Suppose you opened a shop but the Government passed a law saying that your shop could only open when a competitor shop down the road was shut. That does not sound like an attractive business proposition. But if the Government also paid the competitor large subsidies to permit it to stay open far longer than it would otherwise have been able to do, that rather sounds like the Government wants to drive your shop out of business. And, of course, that is actually what the Government do want in respect of fossil fuels (net zero).
Fortunately for the owners of CCGT stations (or conventional thermal stations), the weather has scant respect for Government and ensures that the non-thermal renewables have a sufficiently poor Load Factor that there is still a market for the competition. For that reason, will there always be a market for generators ready to take up the slack when the wind is weak and the sun feeble?
The question that arises at this point is whether, with sufficient installed wind capacity, the renewables would reliably be able to meet demand at all times despite their poor Load Factor. But however large the installed wind capacity, it will not meet demand in a flat calm over the whole of the UK. The question, therefore, comes down to: is it always sufficiently windy over a sufficient proportion of the country (including off-shore locations) to meet demand? We shall look at this question in the next post.
Finally, let’s look at the renewables in more detail. Figure 4 plots the installed capacity (MW) of non-thermal renewables and gas renewables, together with the electricity generated by them (plotted against quarter from the start of 2010 to June 2022). Gas renewables include landfill gas, plant biomass, animal biomass, and energy from sewage, waste and anaerobic digestion. In 2010, landfill gas (~1 GW) dominated this category, but it is now dominated by plant biomass, the largest contributor to which is Drax which burns wood pellets (2.6 GW) having previously been one of the largest coal-fired power stations in Western Europe (then at 4 GW).

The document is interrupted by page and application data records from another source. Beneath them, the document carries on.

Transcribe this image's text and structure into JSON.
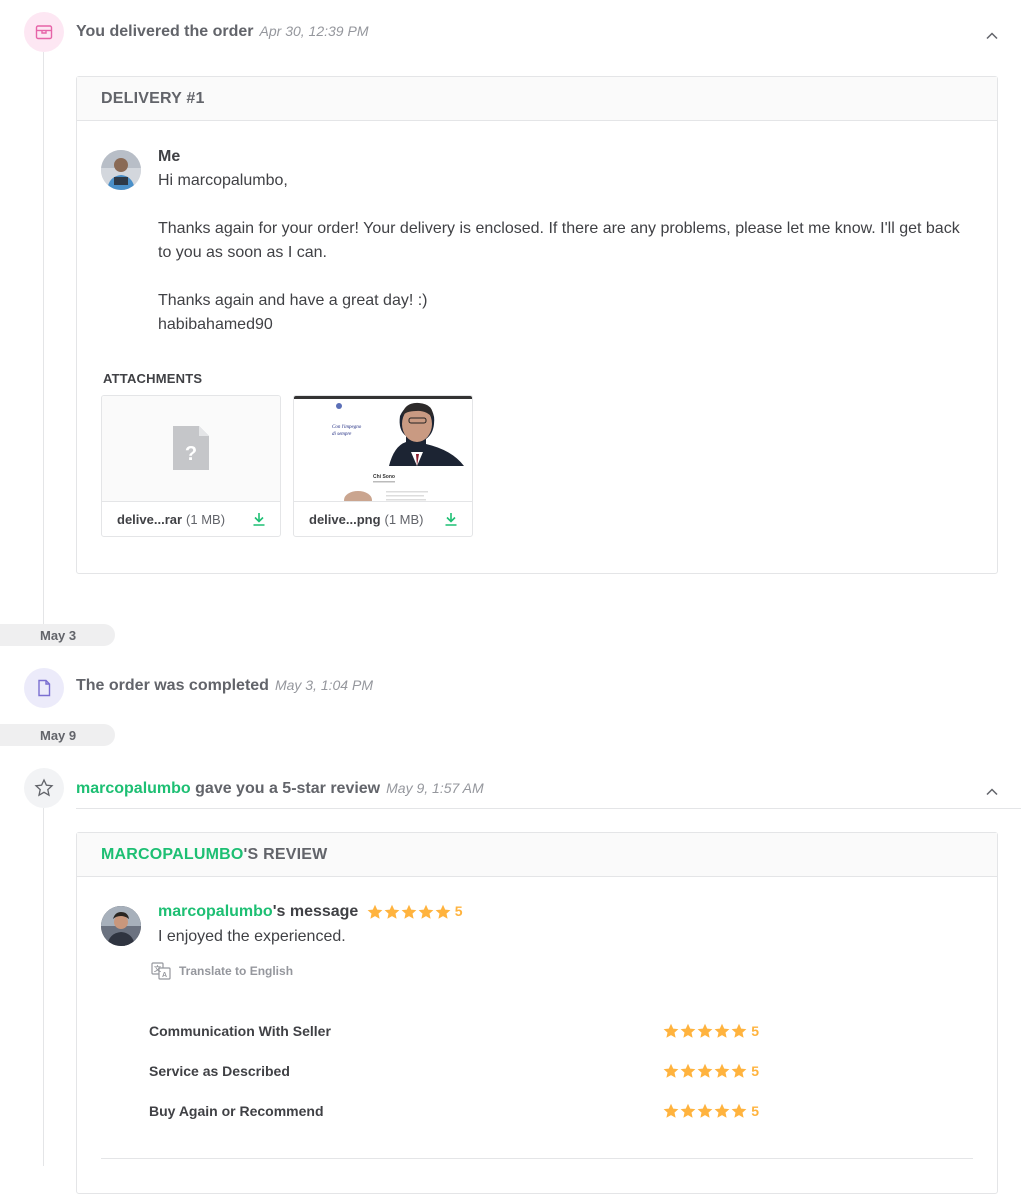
{
  "delivered_event": {
    "title": "You delivered the order",
    "time": "Apr 30, 12:39 PM",
    "card_title": "DELIVERY #1",
    "sender": "Me",
    "message": "Hi marcopalumbo,\n\nThanks again for your order! Your delivery is enclosed. If there are any problems, please let me know. I'll get back to you as soon as I can.\n\nThanks again and have a great day! :)\nhabibahamed90",
    "attachments_label": "ATTACHMENTS",
    "attachments": [
      {
        "name": "delive...rar",
        "size": "(1 MB)",
        "preview": "?"
      },
      {
        "name": "delive...png",
        "size": "(1 MB)",
        "preview_text_1": "Con l'impegno",
        "preview_text_2": "di sempre",
        "preview_text_3": "Chi Sono"
      }
    ]
  },
  "date_separators": [
    "May 3",
    "May 9"
  ],
  "completed_event": {
    "title": "The order was completed",
    "time": "May 3, 1:04 PM"
  },
  "review_event": {
    "user": "marcopalumbo",
    "title_rest": "gave you a 5-star review",
    "time": "May 9, 1:57 AM",
    "card_title_user": "MARCOPALUMBO",
    "card_title_rest": "'S REVIEW",
    "message_user": "marcopalumbo",
    "message_suffix": "'s message",
    "overall_rating": 5,
    "message": "I enjoyed the experienced.",
    "translate_label": "Translate to English",
    "ratings": [
      {
        "label": "Communication With Seller",
        "value": 5
      },
      {
        "label": "Service as Described",
        "value": 5
      },
      {
        "label": "Buy Again or Recommend",
        "value": 5
      }
    ]
  },
  "colors": {
    "accent": "#1dbf73",
    "star": "#ffb33e",
    "delivery_icon_bg": "#fde7f3",
    "completed_icon_bg": "#ecebfa"
  }
}
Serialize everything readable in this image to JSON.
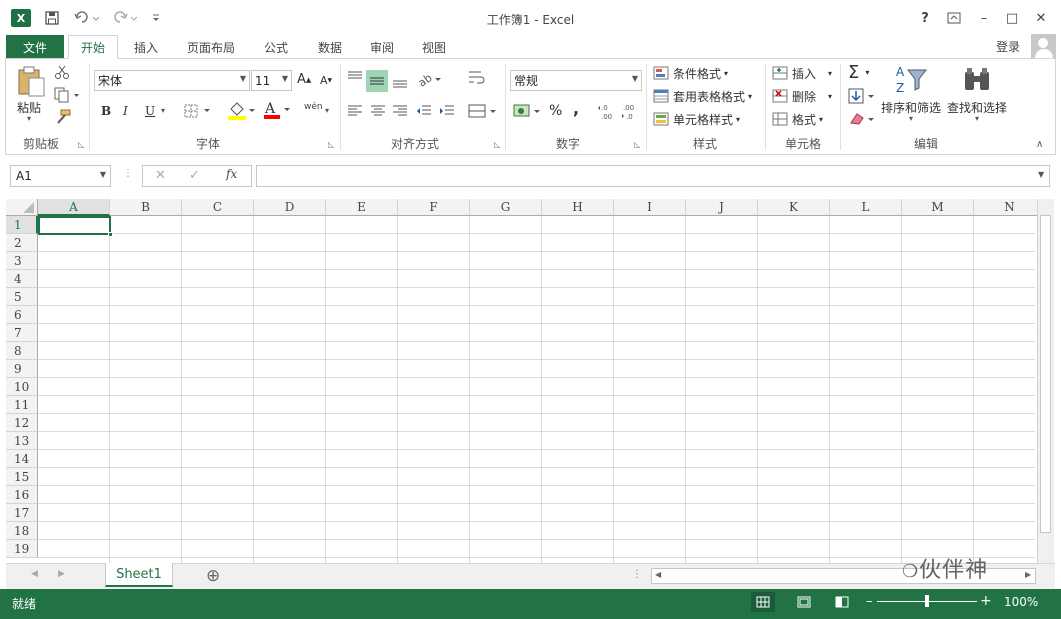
{
  "window": {
    "title": "工作簿1 - Excel",
    "controls": {
      "help": "?",
      "minimize": "–",
      "maximize": "□",
      "close": "✕"
    }
  },
  "quick_access": {
    "logo": "X",
    "save_icon": "save-icon",
    "undo_icon": "undo-icon",
    "redo_icon": "redo-icon"
  },
  "tabs": {
    "file": "文件",
    "items": [
      {
        "label": "开始",
        "active": true
      },
      {
        "label": "插入"
      },
      {
        "label": "页面布局"
      },
      {
        "label": "公式"
      },
      {
        "label": "数据"
      },
      {
        "label": "审阅"
      },
      {
        "label": "视图"
      }
    ],
    "login": "登录"
  },
  "ribbon": {
    "clipboard": {
      "paste": "粘贴",
      "group": "剪贴板"
    },
    "font": {
      "name": "宋体",
      "size": "11",
      "bold": "B",
      "italic": "I",
      "underline": "U",
      "grow": "A",
      "shrink": "A",
      "font_color": "A",
      "phonetic": "wén",
      "group": "字体"
    },
    "alignment": {
      "group": "对齐方式"
    },
    "number": {
      "format": "常规",
      "percent": "%",
      "comma": ",",
      "group": "数字"
    },
    "styles": {
      "conditional": "条件格式",
      "table": "套用表格格式",
      "cell": "单元格样式",
      "group": "样式"
    },
    "cells": {
      "insert": "插入",
      "delete": "删除",
      "format": "格式",
      "group": "单元格"
    },
    "editing": {
      "sum": "Σ",
      "sort": "排序和筛选",
      "find": "查找和选择",
      "group": "编辑"
    }
  },
  "formula_bar": {
    "name_box": "A1",
    "cancel": "✕",
    "enter": "✓",
    "fx": "fx",
    "value": ""
  },
  "grid": {
    "columns": [
      "A",
      "B",
      "C",
      "D",
      "E",
      "F",
      "G",
      "H",
      "I",
      "J",
      "K",
      "L",
      "M",
      "N"
    ],
    "rows": [
      "1",
      "2",
      "3",
      "4",
      "5",
      "6",
      "7",
      "8",
      "9",
      "10",
      "11",
      "12",
      "13",
      "14",
      "15",
      "16",
      "17",
      "18",
      "19"
    ],
    "selected_col": "A",
    "selected_row": "1"
  },
  "sheets": {
    "tabs": [
      "Sheet1"
    ],
    "add": "⊕"
  },
  "status": {
    "text": "就绪",
    "zoom": "100%",
    "zoom_minus": "–",
    "zoom_plus": "+",
    "zoom_level": 1.0
  },
  "watermark": "伙伴神",
  "colors": {
    "accent": "#217346",
    "file_tab": "#217346",
    "status_bar": "#217346"
  }
}
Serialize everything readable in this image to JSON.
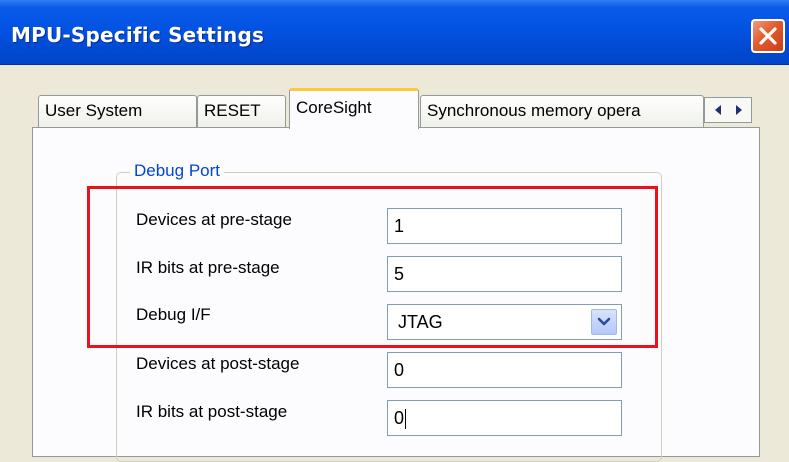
{
  "window": {
    "title": "MPU-Specific Settings",
    "close_icon": "close-icon"
  },
  "tabs": [
    {
      "label": "User System",
      "active": false
    },
    {
      "label": "RESET",
      "active": false
    },
    {
      "label": "CoreSight",
      "active": true
    },
    {
      "label": "Synchronous memory opera",
      "active": false
    }
  ],
  "tab_scroll": {
    "left_icon": "arrow-left-icon",
    "right_icon": "arrow-right-icon"
  },
  "group": {
    "title": "Debug Port",
    "fields": [
      {
        "label": "Devices at pre-stage",
        "value": "1"
      },
      {
        "label": "IR bits at pre-stage",
        "value": "5"
      },
      {
        "label": "Debug I/F",
        "value": "JTAG"
      },
      {
        "label": "Devices at post-stage",
        "value": "0"
      },
      {
        "label": "IR bits at post-stage",
        "value": "0"
      }
    ]
  },
  "colors": {
    "titlebar": "#0353e2",
    "group_title": "#0046d5",
    "highlight": "#e8131b",
    "active_tab_accent": "#ffc83c"
  }
}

Figure 5 plots the quarterly Load Factors for non-thermal renewables and gas renewables, showing that the latter hugely out-performs the former. Non-thermal renewals have an average Load Factor over this period (2010 to 2022) of 25.0%, compared with 55.5% for gas renewables.
Figure 6 breaks down the non-thermal renewables into onshore wind, offshore wind, photovoltaics and hydro, showing both their capacities and their generation, whilst Figure 7 shows the corresponding Load Factors. The seasonal variation is evident in all these generation types (photovoltaics being greatest in the summer, of course, whilst the other three sources are least in the summer). Over the period 2010 to 2022 the average Load Factors were: onshore wind 26.4%; offshore wind 38.3%; photovoltaics 10.3%; hydro 35.6%.
The above cited Andrew ZP Smith link gives the Load Factor averaged over the 12 months to 31 May 2022 for all UK off-shore wind taken together as 42.2% (or 39.6% over life).
A key point to take away from Figures 5 and 7 is that the mean annual Load Factors of the non-thermal renewables has not improved over the last 12 years, and Figure 3 shows there has been barely much upward trend even over 26 years. This has implications for the key question which will be addressed in the next post: could a large enough installed capacity of non-thermal renewables ever meet 100% of the UK’s electricity demand at all times?